DATA SHOWN Start Marker

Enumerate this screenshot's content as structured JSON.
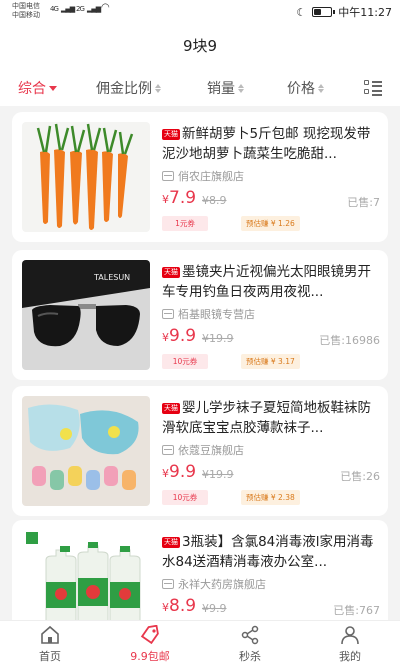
{
  "status": {
    "carrier1": "中国电信",
    "carrier2": "中国移动",
    "net1": "4G",
    "net2": "2G",
    "time": "中午11:27"
  },
  "header": {
    "title": "9块9"
  },
  "sort": {
    "items": [
      {
        "label": "综合"
      },
      {
        "label": "佣金比例"
      },
      {
        "label": "销量"
      },
      {
        "label": "价格"
      }
    ]
  },
  "products": [
    {
      "title": "新鲜胡萝卜5斤包邮 现挖现发带泥沙地胡萝卜蔬菜生吃脆甜...",
      "shop": "俏农庄旗舰店",
      "currency": "¥",
      "price": "7.9",
      "original": "¥8.9",
      "sold": "已售:7",
      "coupon": "1元券",
      "earn": "预估赚 ¥ 1.26",
      "colors": {
        "bg": "#ffffff",
        "main": "#f07a1e"
      }
    },
    {
      "title": "墨镜夹片近视偏光太阳眼镜男开车专用钓鱼日夜两用夜视...",
      "shop": "栢基眼镜专营店",
      "currency": "¥",
      "price": "9.9",
      "original": "¥19.9",
      "sold": "已售:16986",
      "coupon": "10元券",
      "earn": "预估赚 ¥ 3.17",
      "colors": {
        "bg": "#d8d8d8",
        "main": "#1e1e1e"
      }
    },
    {
      "title": "婴儿学步袜子夏短简地板鞋袜防滑软底宝宝点胶薄款袜子...",
      "shop": "依蔻豆旗舰店",
      "currency": "¥",
      "price": "9.9",
      "original": "¥19.9",
      "sold": "已售:26",
      "coupon": "10元券",
      "earn": "预估赚 ¥ 2.38",
      "colors": {
        "bg": "#e9e3dc",
        "main": "#7fc8d8"
      }
    },
    {
      "title": "3瓶装】含氯84消毒液l家用消毒水84送酒精消毒液办公室...",
      "shop": "永祥大药房旗舰店",
      "currency": "¥",
      "price": "8.9",
      "original": "¥9.9",
      "sold": "已售:767",
      "coupon": "",
      "earn": "",
      "colors": {
        "bg": "#ffffff",
        "main": "#2f9e44"
      }
    }
  ],
  "tabbar": {
    "items": [
      {
        "label": "首页"
      },
      {
        "label": "9.9包邮"
      },
      {
        "label": "秒杀"
      },
      {
        "label": "我的"
      }
    ]
  },
  "brand_mark": "天猫",
  "accent": "#e8374c"
}
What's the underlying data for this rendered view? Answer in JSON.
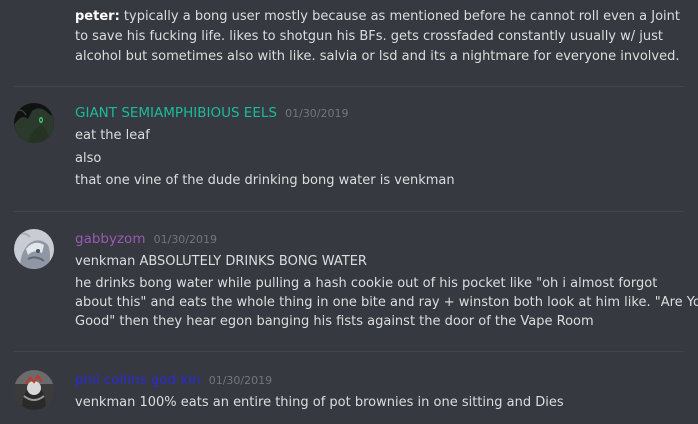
{
  "messages": [
    {
      "prefix": "peter:",
      "text": "typically a bong user mostly because as mentioned before he cannot roll even a Joint to save his fucking life. likes to shotgun his BFs. gets crossfaded constantly usually w/ just alcohol but sometimes also with like. salvia or lsd and its a nightmare for everyone involved."
    },
    {
      "username": "GIANT SEMIAMPHIBIOUS EELS",
      "username_color": "#1abc9c",
      "timestamp": "01/30/2019",
      "lines": [
        "eat the leaf",
        "also",
        "that one vine of the dude drinking bong water is venkman"
      ]
    },
    {
      "username": "gabbyzom",
      "username_color": "#9b59b6",
      "timestamp": "01/30/2019",
      "lines": [
        "venkman ABSOLUTELY DRINKS BONG WATER",
        "he drinks bong water while pulling a hash cookie out of his pocket like \"oh i almost forgot",
        "about this\" and eats the whole thing in one bite and ray + winston both look at him like. \"Are You",
        "Good\" then they hear egon banging his fists against the door of the Vape Room"
      ]
    },
    {
      "username": "phil collins god kin",
      "username_color": "#2a2ad8",
      "timestamp": "01/30/2019",
      "lines": [
        "venkman 100% eats an entire thing of pot brownies in one sitting and Dies"
      ]
    }
  ]
}
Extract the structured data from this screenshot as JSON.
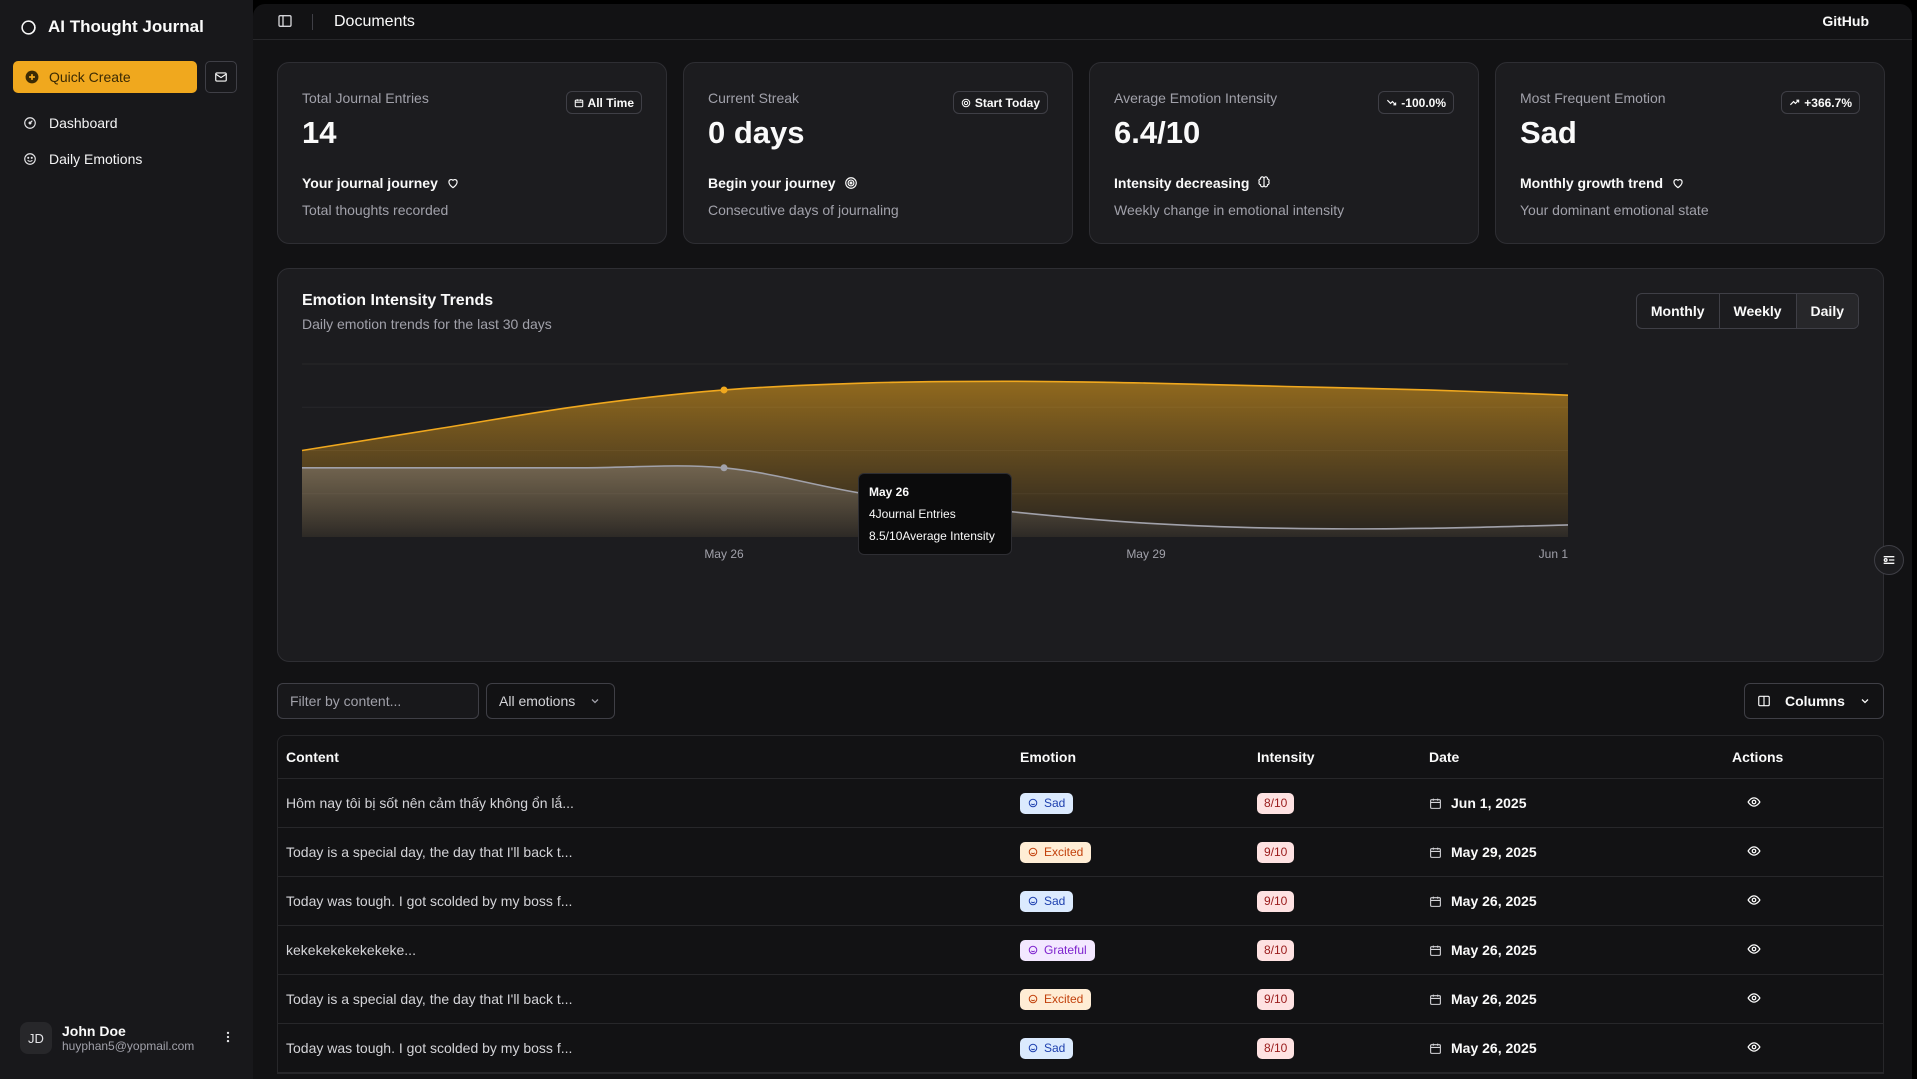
{
  "app": {
    "name": "AI Thought Journal"
  },
  "sidebar": {
    "quick_create_label": "Quick Create",
    "items": [
      {
        "label": "Dashboard",
        "icon": "dashboard-icon"
      },
      {
        "label": "Daily Emotions",
        "icon": "smile-icon"
      }
    ],
    "user": {
      "initials": "JD",
      "name": "John Doe",
      "email": "huyphan5@yopmail.com"
    }
  },
  "topbar": {
    "title": "Documents",
    "github_label": "GitHub"
  },
  "stats": [
    {
      "label": "Total Journal Entries",
      "value": "14",
      "badge": "All Time",
      "badge_icon": "calendar-icon",
      "footer": "Your journal journey",
      "footer_icon": "heart-icon",
      "sub": "Total thoughts recorded"
    },
    {
      "label": "Current Streak",
      "value": "0 days",
      "badge": "Start Today",
      "badge_icon": "target-icon",
      "footer": "Begin your journey",
      "footer_icon": "target-icon",
      "sub": "Consecutive days of journaling"
    },
    {
      "label": "Average Emotion Intensity",
      "value": "6.4/10",
      "badge": "-100.0%",
      "badge_icon": "trend-down-icon",
      "footer": "Intensity decreasing",
      "footer_icon": "brain-icon",
      "sub": "Weekly change in emotional intensity"
    },
    {
      "label": "Most Frequent Emotion",
      "value": "Sad",
      "badge": "+366.7%",
      "badge_icon": "trend-up-icon",
      "footer": "Monthly growth trend",
      "footer_icon": "heart-icon",
      "sub": "Your dominant emotional state"
    }
  ],
  "chart": {
    "title": "Emotion Intensity Trends",
    "subtitle": "Daily emotion trends for the last 30 days",
    "ranges": [
      "Monthly",
      "Weekly",
      "Daily"
    ],
    "active_range": "Daily",
    "tooltip": {
      "date": "May 26",
      "entries_line": "4Journal Entries",
      "intensity_line": "8.5/10Average Intensity"
    }
  },
  "chart_data": {
    "type": "area",
    "x": [
      "May 23",
      "May 24",
      "May 25",
      "May 26",
      "May 27",
      "May 28",
      "May 29",
      "May 30",
      "May 31",
      "Jun 1"
    ],
    "x_tick_labels": [
      "May 26",
      "May 29",
      "Jun 1"
    ],
    "grid": true,
    "series": [
      {
        "values": [
          5.0,
          6.3,
          7.6,
          8.5,
          8.9,
          9.0,
          8.9,
          8.7,
          8.5,
          8.2
        ],
        "color": "#f0a81e"
      },
      {
        "values": [
          4,
          4,
          4,
          4,
          2.5,
          1.5,
          0.8,
          0.5,
          0.5,
          0.7
        ],
        "color": "#a1a1aa"
      }
    ],
    "ylim": [
      0,
      10
    ],
    "legend": "none"
  },
  "filters": {
    "content_placeholder": "Filter by content...",
    "emotion_select": "All emotions",
    "columns_label": "Columns"
  },
  "table": {
    "headers": [
      "Content",
      "Emotion",
      "Intensity",
      "Date",
      "Actions"
    ],
    "rows": [
      {
        "content": "Hôm nay tôi bị sốt nên cảm thấy không ổn lắ...",
        "emotion": "Sad",
        "intensity": "8/10",
        "date": "Jun 1, 2025"
      },
      {
        "content": "Today is a special day, the day that I'll back t...",
        "emotion": "Excited",
        "intensity": "9/10",
        "date": "May 29, 2025"
      },
      {
        "content": "Today was tough. I got scolded by my boss f...",
        "emotion": "Sad",
        "intensity": "9/10",
        "date": "May 26, 2025"
      },
      {
        "content": "kekekekekekekeke...",
        "emotion": "Grateful",
        "intensity": "8/10",
        "date": "May 26, 2025"
      },
      {
        "content": "Today is a special day, the day that I'll back t...",
        "emotion": "Excited",
        "intensity": "9/10",
        "date": "May 26, 2025"
      },
      {
        "content": "Today was tough. I got scolded by my boss f...",
        "emotion": "Sad",
        "intensity": "8/10",
        "date": "May 26, 2025"
      }
    ]
  },
  "colors": {
    "accent": "#f0a81e",
    "background": "#121214",
    "card": "#1c1c1f"
  }
}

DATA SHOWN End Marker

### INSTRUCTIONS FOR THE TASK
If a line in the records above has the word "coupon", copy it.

### REPLY TO THE EXERCISE
      "coupon": "1元券",
      "coupon": "10元券",
      "coupon": "10元券",
      "coupon": "",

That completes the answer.